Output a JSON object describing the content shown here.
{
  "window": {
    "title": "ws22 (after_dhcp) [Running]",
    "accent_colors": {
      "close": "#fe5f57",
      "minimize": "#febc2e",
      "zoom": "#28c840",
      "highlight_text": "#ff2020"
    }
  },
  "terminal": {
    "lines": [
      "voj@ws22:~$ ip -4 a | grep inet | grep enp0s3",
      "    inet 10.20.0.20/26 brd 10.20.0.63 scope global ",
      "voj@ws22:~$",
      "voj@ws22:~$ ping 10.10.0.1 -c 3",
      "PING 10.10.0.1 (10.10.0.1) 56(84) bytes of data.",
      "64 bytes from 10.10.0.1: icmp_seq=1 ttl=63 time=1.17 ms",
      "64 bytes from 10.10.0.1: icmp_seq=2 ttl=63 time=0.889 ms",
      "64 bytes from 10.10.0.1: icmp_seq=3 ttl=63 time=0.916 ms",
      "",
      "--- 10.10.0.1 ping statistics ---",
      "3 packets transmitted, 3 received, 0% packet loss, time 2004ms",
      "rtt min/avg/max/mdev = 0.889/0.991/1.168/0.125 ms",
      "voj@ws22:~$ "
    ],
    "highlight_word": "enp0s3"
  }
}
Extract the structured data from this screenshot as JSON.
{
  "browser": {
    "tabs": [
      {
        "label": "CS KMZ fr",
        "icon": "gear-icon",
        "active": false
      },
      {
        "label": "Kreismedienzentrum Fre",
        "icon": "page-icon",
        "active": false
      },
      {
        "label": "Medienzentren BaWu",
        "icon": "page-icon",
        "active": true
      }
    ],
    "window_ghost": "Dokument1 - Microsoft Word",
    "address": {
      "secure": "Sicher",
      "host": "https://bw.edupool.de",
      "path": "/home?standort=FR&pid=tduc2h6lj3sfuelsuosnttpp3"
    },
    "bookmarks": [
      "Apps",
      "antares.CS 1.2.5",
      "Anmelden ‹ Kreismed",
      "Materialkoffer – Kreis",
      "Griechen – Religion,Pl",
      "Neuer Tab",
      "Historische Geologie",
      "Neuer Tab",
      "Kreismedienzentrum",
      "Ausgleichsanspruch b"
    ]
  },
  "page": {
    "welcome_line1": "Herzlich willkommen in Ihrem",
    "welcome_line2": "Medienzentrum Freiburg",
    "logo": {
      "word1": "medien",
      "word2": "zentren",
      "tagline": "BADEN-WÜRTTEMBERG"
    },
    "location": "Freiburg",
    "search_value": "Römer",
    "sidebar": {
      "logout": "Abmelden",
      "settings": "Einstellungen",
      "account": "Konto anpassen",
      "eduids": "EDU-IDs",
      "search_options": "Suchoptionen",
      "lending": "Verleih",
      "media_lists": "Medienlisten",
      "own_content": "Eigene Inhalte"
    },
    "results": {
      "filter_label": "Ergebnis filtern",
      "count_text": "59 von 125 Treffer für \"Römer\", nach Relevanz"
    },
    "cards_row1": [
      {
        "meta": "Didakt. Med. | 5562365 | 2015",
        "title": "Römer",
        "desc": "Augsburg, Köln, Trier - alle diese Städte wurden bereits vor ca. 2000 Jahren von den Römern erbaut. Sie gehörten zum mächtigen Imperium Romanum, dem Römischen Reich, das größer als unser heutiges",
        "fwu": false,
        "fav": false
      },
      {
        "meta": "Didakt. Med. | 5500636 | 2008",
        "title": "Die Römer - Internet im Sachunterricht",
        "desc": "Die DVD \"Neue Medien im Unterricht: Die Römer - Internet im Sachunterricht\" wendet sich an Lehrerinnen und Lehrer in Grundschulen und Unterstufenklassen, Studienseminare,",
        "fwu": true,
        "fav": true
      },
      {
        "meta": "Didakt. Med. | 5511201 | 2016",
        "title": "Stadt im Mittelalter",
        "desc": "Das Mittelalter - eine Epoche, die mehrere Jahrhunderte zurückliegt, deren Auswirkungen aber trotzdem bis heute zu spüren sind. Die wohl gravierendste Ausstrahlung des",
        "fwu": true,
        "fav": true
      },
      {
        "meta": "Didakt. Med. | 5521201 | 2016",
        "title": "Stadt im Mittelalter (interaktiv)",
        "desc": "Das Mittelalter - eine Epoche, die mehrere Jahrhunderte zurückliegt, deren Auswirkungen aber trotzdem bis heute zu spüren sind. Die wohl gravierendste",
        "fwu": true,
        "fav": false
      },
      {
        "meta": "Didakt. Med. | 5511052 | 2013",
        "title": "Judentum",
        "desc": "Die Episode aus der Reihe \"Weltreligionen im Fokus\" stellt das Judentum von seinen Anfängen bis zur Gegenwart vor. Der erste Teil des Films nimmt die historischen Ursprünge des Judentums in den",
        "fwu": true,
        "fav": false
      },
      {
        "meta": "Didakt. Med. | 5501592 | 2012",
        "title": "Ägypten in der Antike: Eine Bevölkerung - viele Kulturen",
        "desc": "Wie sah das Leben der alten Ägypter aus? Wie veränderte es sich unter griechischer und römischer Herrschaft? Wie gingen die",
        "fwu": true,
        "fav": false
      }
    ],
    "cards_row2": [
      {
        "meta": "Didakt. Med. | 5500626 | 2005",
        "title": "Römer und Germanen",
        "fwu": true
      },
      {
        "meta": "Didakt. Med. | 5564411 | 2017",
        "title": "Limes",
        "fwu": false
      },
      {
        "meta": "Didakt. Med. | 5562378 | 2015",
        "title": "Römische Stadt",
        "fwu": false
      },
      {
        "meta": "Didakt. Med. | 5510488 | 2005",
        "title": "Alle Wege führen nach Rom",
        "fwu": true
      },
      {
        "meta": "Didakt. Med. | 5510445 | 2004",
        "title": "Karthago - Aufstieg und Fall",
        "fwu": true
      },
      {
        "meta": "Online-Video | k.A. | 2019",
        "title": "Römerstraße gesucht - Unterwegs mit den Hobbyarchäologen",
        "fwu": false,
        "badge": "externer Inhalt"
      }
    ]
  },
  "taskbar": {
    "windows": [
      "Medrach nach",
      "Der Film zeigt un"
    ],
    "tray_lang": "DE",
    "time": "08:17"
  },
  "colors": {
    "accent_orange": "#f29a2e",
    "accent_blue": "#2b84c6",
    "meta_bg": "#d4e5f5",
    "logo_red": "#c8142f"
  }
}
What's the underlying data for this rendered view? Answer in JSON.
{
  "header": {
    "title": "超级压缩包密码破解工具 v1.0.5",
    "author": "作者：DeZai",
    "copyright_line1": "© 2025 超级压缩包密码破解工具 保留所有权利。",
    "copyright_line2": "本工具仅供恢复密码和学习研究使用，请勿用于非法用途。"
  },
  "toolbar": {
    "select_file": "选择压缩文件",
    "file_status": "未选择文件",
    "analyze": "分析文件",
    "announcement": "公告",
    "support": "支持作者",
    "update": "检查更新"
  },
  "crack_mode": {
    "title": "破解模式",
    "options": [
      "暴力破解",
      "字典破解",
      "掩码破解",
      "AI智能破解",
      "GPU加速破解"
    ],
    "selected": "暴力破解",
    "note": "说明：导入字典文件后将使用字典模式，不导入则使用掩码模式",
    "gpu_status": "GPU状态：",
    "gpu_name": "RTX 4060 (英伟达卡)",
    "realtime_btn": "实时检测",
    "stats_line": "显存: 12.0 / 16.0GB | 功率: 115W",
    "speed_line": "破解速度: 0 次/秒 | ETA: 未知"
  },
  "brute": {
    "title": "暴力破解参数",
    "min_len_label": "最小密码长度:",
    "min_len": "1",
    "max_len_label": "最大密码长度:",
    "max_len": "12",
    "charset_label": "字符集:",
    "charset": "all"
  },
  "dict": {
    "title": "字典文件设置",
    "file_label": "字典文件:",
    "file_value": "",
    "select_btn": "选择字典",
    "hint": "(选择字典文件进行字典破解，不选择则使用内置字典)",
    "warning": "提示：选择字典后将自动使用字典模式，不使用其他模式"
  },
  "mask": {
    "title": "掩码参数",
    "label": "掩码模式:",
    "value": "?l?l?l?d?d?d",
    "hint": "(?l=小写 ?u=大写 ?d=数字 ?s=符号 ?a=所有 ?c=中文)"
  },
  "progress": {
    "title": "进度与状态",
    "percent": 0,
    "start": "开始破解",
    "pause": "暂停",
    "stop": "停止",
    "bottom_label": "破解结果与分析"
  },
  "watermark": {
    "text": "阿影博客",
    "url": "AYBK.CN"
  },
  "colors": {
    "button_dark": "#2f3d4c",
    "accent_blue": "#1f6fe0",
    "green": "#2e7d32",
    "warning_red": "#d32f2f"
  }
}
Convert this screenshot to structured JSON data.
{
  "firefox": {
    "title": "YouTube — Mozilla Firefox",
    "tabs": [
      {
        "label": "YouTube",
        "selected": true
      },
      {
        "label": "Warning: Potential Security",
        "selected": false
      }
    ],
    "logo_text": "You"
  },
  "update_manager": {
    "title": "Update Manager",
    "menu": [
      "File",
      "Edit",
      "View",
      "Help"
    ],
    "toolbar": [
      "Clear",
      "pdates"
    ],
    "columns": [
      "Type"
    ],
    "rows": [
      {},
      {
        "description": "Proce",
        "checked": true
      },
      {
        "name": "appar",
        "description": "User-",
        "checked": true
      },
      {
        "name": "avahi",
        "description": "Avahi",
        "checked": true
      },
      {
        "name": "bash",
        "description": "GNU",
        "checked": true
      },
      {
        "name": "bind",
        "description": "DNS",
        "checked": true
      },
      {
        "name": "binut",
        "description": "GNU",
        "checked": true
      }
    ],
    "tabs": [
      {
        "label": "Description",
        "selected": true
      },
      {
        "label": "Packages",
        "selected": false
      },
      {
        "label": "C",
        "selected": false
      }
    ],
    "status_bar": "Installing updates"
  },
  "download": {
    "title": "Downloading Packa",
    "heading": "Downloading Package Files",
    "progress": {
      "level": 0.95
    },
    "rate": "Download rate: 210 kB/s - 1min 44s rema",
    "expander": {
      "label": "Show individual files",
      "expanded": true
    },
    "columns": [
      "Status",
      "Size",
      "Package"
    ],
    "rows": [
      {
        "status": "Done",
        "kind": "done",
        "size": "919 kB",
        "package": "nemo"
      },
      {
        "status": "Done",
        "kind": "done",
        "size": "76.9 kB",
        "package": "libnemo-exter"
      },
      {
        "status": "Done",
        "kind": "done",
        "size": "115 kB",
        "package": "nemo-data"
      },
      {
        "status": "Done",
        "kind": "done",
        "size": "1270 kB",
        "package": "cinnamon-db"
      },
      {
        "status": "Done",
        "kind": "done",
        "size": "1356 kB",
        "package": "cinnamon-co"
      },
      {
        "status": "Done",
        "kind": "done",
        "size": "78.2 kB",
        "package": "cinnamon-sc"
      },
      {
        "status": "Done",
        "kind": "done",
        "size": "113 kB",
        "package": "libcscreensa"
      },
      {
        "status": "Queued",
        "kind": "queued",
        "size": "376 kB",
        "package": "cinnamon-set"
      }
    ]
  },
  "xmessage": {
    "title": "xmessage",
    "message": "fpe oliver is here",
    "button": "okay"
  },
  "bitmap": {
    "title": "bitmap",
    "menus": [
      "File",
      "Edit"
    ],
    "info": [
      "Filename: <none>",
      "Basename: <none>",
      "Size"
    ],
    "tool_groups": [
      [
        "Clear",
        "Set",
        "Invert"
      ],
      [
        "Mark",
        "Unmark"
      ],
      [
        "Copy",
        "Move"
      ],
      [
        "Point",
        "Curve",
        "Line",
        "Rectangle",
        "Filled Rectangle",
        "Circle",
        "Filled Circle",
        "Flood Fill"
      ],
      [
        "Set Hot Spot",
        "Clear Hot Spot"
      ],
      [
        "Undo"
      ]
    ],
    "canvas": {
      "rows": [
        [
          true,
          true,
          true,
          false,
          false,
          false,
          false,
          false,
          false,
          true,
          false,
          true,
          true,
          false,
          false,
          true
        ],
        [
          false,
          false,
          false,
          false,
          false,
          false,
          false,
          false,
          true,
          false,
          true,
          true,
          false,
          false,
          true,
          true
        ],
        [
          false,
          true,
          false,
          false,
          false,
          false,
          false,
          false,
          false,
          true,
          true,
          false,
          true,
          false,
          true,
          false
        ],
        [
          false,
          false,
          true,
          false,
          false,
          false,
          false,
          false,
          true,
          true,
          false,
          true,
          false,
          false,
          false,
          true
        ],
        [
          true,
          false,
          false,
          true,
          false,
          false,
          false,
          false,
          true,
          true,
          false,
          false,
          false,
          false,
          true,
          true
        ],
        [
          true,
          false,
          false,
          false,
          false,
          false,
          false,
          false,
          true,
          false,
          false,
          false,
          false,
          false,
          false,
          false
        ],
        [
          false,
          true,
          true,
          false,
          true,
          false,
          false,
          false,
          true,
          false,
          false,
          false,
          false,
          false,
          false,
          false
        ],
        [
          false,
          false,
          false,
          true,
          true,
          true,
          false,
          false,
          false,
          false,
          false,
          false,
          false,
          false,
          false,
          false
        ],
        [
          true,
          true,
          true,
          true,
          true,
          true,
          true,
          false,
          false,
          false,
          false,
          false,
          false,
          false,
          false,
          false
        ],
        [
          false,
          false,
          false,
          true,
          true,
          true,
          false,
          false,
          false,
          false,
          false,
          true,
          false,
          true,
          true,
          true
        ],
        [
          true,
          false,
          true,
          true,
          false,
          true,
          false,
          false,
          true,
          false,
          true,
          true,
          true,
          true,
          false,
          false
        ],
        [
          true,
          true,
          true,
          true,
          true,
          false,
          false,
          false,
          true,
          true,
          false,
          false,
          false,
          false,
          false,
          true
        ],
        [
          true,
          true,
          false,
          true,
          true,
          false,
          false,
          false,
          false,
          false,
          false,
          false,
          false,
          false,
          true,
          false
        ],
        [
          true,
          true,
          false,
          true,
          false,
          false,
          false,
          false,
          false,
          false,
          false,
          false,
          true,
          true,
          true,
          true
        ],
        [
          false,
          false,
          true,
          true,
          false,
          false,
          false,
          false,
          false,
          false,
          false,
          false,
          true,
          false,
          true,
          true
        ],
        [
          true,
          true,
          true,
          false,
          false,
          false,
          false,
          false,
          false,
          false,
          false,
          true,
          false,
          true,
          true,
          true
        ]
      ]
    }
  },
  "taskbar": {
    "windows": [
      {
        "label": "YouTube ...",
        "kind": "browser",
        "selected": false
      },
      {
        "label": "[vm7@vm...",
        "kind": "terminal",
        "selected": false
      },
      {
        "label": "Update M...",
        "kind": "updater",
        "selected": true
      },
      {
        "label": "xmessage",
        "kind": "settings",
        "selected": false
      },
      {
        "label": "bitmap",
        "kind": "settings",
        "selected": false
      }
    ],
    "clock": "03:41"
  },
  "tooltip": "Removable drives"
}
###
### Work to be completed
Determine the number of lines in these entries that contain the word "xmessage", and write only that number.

### Exercise answer
3